Do you need to determine the value of an auto dealership?
In U.S. autos, still the largest retail sector but that pile is getting smaller. According to IBIS World, the number of auto dealerships is expected to contract by 19%, to 17,582, this year vs. 2008.
New and used car dealerships are a significant part of the automotive retail and services industry in around the world.
Valuations are by their definition a moving marker, they are fluid in nature and depend on a whole host of factors like location, franchise or used, facility, market, etc. In general, a European franchise like Mercedes-Benz or Audi is more highly valued than earnings from a big three domestic dealership Ford, GM or Chrysler. Why is this? European brands tend to earn a more stable revenue stream.
Franchise. The value of a dollar of earnings is dramatically affected by the franchise that is generating those earnings. For example, $1 of earnings generated by either Mercedes-Benz or BMW is more highly valued than $1 of earnings generated from a Big-Three domestic dealership. The dealerships that represent these two German luxury brands generate a higher return on tangible assets and enjoy a more stable earnings stream than their American competitors.
The strongest franchises tend to be the luxury imports, provided the market is large enough and wealthy enough to support a decent level of volume. Such as Toyota and Honda.

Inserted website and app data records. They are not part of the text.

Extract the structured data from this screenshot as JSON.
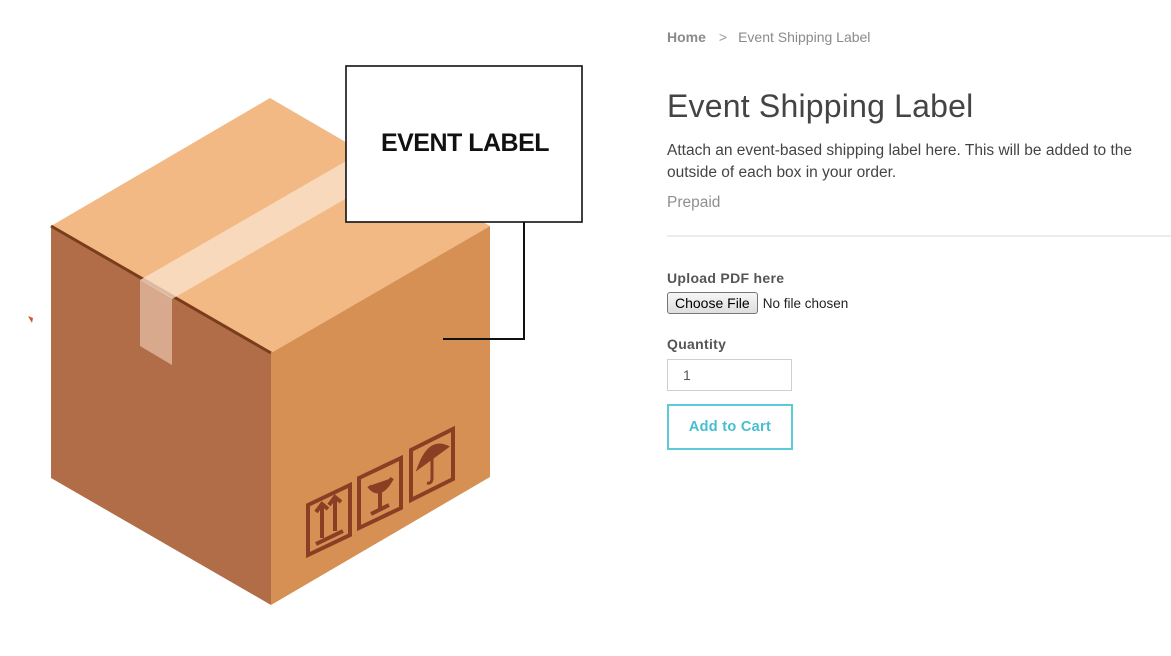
{
  "product_image": {
    "label_text": "EVENT LABEL",
    "colors": {
      "box_top": "#f2b985",
      "box_left": "#b06d48",
      "box_right": "#d69053",
      "tape": "#fbe4cf",
      "symbols": "#8a3e24"
    }
  },
  "breadcrumb": {
    "home": "Home",
    "separator": ">",
    "current": "Event Shipping Label"
  },
  "product": {
    "title": "Event Shipping Label",
    "description": "Attach an event-based shipping label here. This will be added to the outside of each box in your order.",
    "price": "Prepaid"
  },
  "upload": {
    "label": "Upload PDF here",
    "button": "Choose File",
    "status": "No file chosen"
  },
  "quantity": {
    "label": "Quantity",
    "value": "1"
  },
  "cart": {
    "button": "Add to Cart",
    "accent_color": "#5bcad9"
  }
}
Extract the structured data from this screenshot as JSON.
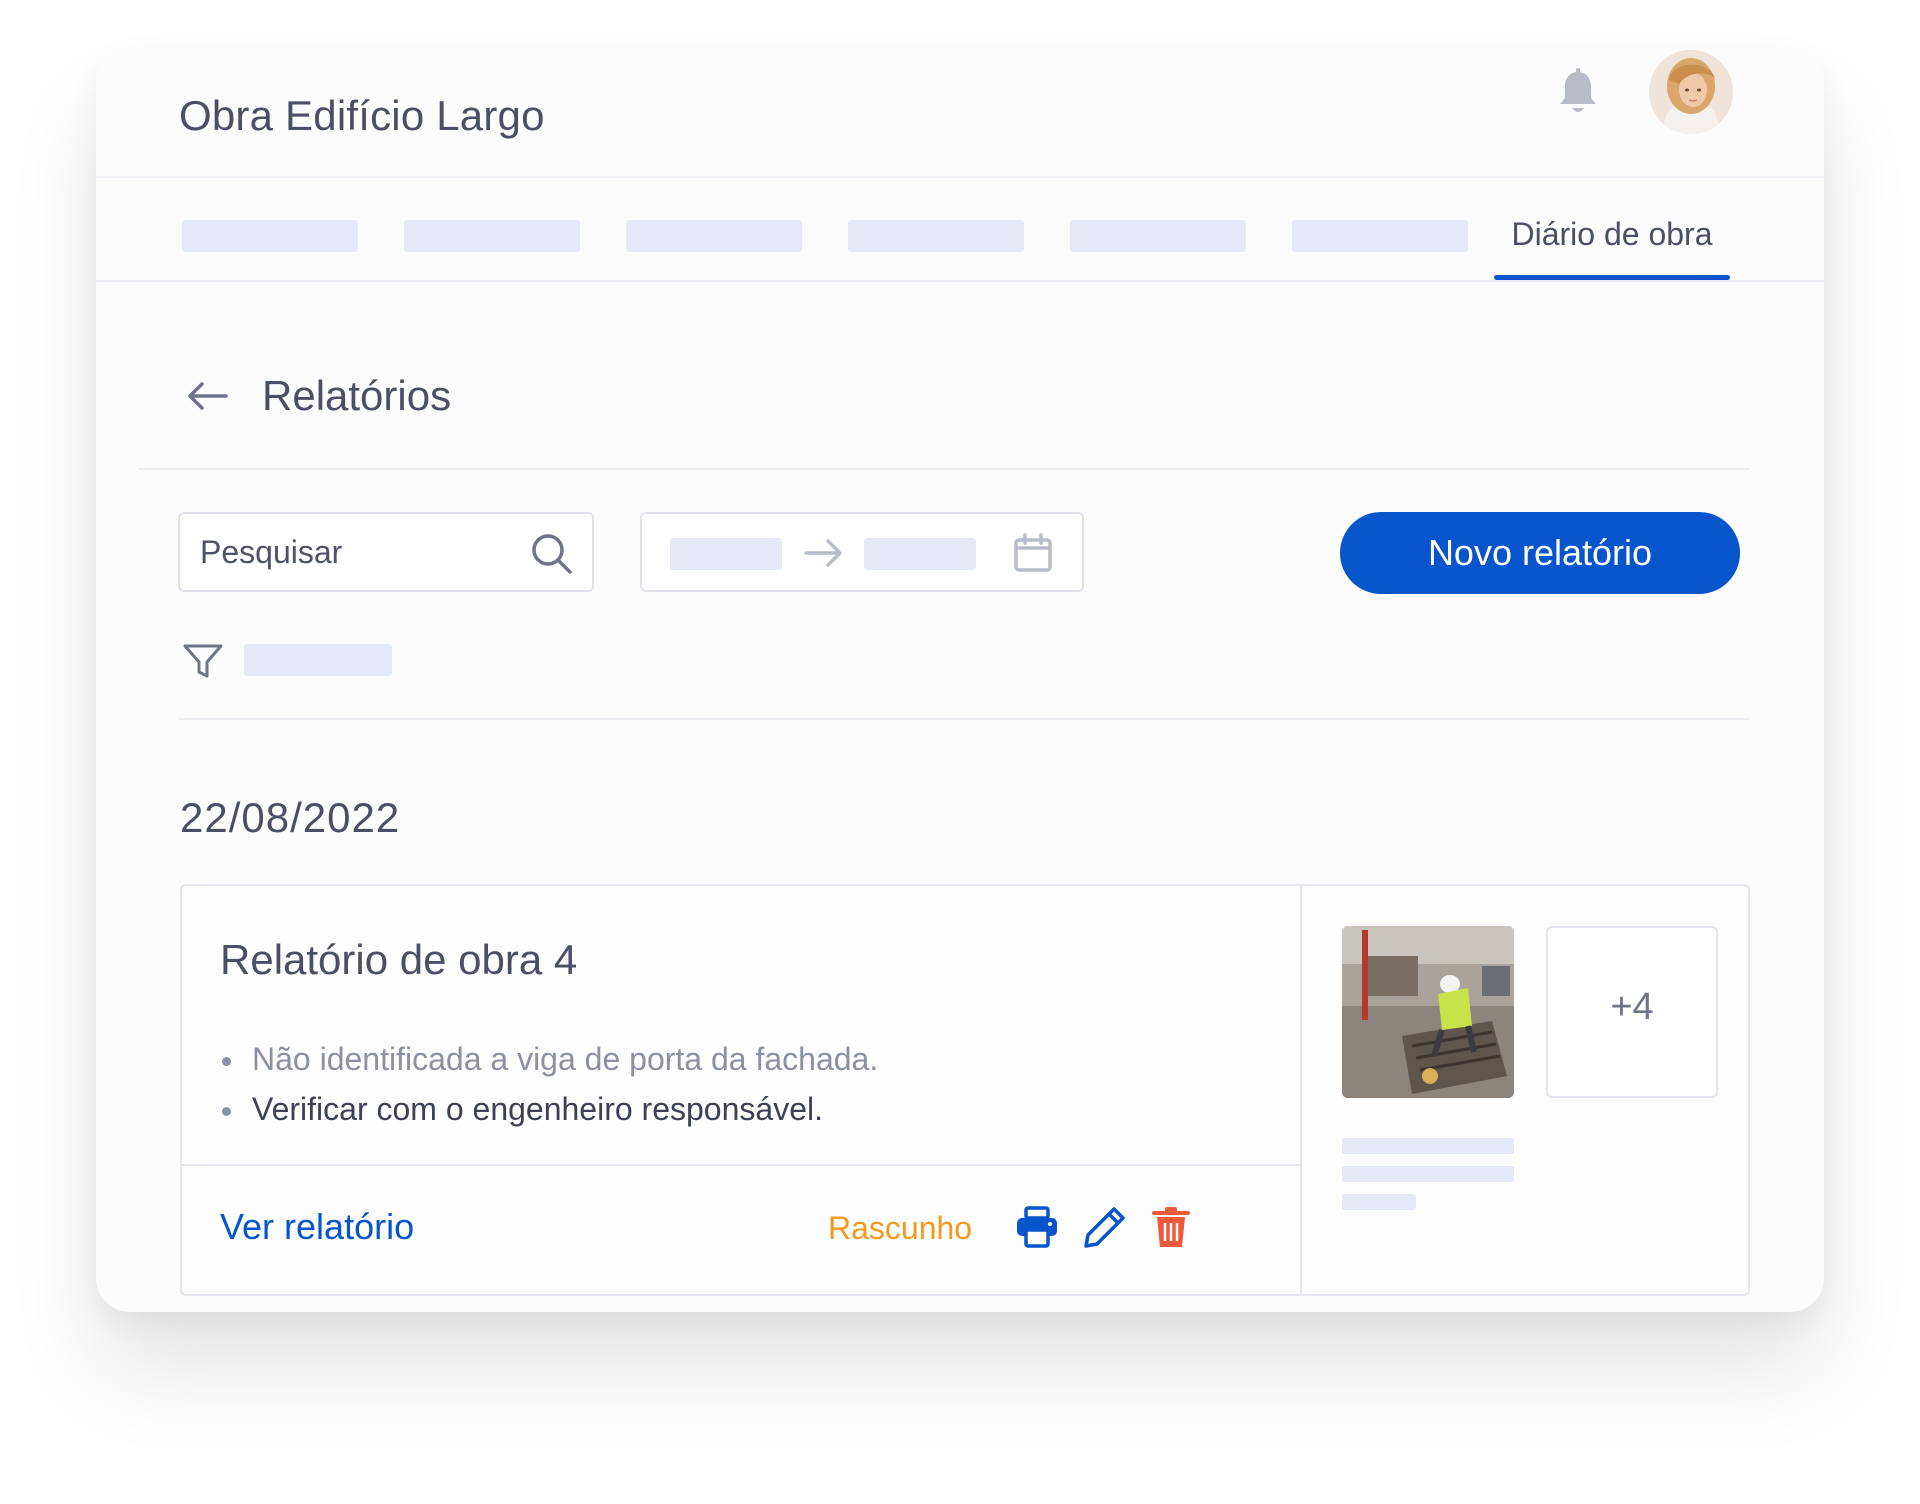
{
  "header": {
    "title": "Obra Edifício Largo",
    "bell_icon": "bell-icon",
    "avatar_icon": "user-avatar"
  },
  "tabs": {
    "active_label": "Diário de obra"
  },
  "page": {
    "title": "Relatórios",
    "back_icon": "arrow-left-icon"
  },
  "toolbar": {
    "search_placeholder": "Pesquisar",
    "search_icon": "search-icon",
    "date_arrow_icon": "arrow-right-icon",
    "calendar_icon": "calendar-icon",
    "new_report_label": "Novo relatório",
    "filter_icon": "filter-icon"
  },
  "group": {
    "date": "22/08/2022"
  },
  "report": {
    "title": "Relatório de obra 4",
    "notes": [
      "Não identificada a viga de porta da fachada.",
      "Verificar com o engenheiro responsável."
    ],
    "view_label": "Ver relatório",
    "status": "Rascunho",
    "more_photos": "+4",
    "actions": [
      "printer-icon",
      "pencil-icon",
      "trash-icon"
    ]
  },
  "colors": {
    "accent": "#0755cc",
    "status_draft": "#f39a1c",
    "danger": "#ef5a3c",
    "text": "#4a4f63",
    "placeholder": "#e4e8f8"
  }
}
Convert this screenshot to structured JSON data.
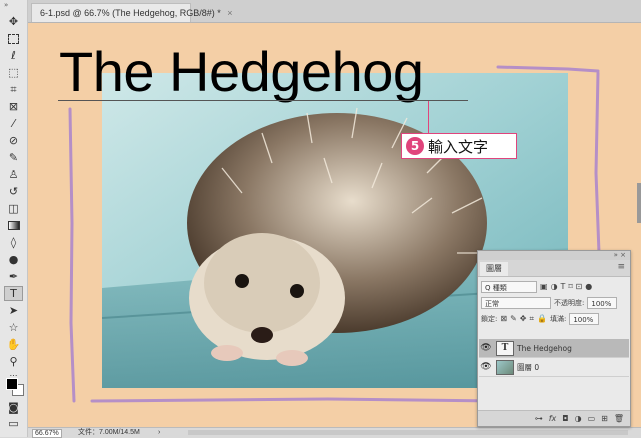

Employees. A strong management team can be the difference between profit and loss. generates pretax profit, as a percentage of sales, equal to 2% or less. According to NADA he average dealership generates net profit of 2.2% before taxes as a percentage of total sales. If a dealership does $20 million in sales, you can estimate that the profit is roughly $440,000.
Costs don’t have to veer off course too badly before losses start. Competition among dealerships is intense.
Location. The attractiveness of a specific location and the costs associated with that location are an important part of the equation. Areas with expanding populations and strong demographics support higher valuations, as do dealerships with highway locations.
People buy assets based on what they think they can earn versus what the person who currently owns it earns.
Quality of the facility. Acquisitions and sales of dealerships are subject to factory approval. Buyers look at their total investment. If somebody is selling a car dealership and the facility is in disrepair when they sell it, the factory can require the dealer or buyer to invest, upgrade, and/or expand the facility. The more the dealer is required to invest in the real estate, the less overall value the car dealership has from the seller’s point of view.
The barriers to entry are low, resulting in a competitive, fragmented, and saturated market. Any one can open a used car dealership. One of the biggest barriers is related to zoning requirements, if they exist. New car dealerships, on the other hand, are subject to franchise agreements that limit the number of dealers in a given area.